_Task to carry out_.
The reply must consist of the entire listing, reproduced exactly.

○ ○ ○ ○ ○ ○ ○

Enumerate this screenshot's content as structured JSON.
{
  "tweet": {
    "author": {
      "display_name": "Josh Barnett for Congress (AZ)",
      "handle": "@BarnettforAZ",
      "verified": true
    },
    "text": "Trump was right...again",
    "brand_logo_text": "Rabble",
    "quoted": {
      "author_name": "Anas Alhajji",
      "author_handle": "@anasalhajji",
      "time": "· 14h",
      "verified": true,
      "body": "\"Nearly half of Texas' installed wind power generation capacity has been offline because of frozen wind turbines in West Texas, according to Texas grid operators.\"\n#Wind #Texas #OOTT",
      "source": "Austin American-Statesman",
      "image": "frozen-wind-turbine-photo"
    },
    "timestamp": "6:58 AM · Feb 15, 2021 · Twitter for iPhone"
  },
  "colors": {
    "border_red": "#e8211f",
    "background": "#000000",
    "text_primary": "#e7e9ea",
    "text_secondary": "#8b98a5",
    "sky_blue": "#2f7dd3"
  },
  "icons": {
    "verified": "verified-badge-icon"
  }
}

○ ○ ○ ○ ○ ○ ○

_Result of this task_.
Enumerate this screenshot's content as structured JSON.
{
  "tweet": {
    "author": {
      "display_name": "Josh Barnett for Congress (AZ)",
      "handle": "@BarnettforAZ",
      "verified": true
    },
    "text": "Trump was right...again",
    "brand_logo_text": "Rabble",
    "quoted": {
      "author_name": "Anas Alhajji",
      "author_handle": "@anasalhajji",
      "time": "· 14h",
      "verified": true,
      "body": "\"Nearly half of Texas' installed wind power generation capacity has been offline because of frozen wind turbines in West Texas, according to Texas grid operators.\"\n#Wind #Texas #OOTT",
      "source": "Austin American-Statesman",
      "image": "frozen-wind-turbine-photo"
    },
    "timestamp": "6:58 AM · Feb 15, 2021 · Twitter for iPhone"
  },
  "colors": {
    "border_red": "#e8211f",
    "background": "#000000",
    "text_primary": "#e7e9ea",
    "text_secondary": "#8b98a5",
    "sky_blue": "#2f7dd3"
  },
  "icons": {
    "verified": "verified-badge-icon"
  }
}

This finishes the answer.